* [Task directions] The lines to copy are those in the records below that hold the word "sublabel".

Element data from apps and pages
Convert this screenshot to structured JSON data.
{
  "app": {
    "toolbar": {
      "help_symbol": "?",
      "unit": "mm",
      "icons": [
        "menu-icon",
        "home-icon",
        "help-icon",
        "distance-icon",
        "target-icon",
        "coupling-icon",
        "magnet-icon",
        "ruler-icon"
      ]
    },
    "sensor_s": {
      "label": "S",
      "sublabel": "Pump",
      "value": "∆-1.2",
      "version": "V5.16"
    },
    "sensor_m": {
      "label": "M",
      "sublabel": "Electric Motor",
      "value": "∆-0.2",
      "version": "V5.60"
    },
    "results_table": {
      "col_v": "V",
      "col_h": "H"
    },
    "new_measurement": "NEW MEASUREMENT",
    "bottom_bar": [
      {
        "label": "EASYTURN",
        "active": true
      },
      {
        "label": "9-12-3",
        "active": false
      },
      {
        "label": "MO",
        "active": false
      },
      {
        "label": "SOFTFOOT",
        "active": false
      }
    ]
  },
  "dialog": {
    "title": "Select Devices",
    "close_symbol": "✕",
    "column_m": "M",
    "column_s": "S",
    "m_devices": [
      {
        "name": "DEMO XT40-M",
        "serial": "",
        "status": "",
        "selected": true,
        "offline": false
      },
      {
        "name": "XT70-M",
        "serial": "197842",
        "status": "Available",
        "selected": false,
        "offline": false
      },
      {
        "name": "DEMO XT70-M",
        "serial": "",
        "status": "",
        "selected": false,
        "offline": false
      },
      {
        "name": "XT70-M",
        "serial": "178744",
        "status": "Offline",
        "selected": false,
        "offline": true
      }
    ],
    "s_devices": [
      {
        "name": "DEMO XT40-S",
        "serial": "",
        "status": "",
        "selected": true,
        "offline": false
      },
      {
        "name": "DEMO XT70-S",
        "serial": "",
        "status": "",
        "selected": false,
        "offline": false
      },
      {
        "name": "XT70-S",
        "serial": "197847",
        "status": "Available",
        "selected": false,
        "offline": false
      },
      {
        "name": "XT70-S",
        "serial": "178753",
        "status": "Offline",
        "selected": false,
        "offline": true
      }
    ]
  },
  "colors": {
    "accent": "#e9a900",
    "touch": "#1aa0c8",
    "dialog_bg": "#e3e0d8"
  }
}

* [Task result]
      "sublabel": "Pump",
      "sublabel": "Electric Motor",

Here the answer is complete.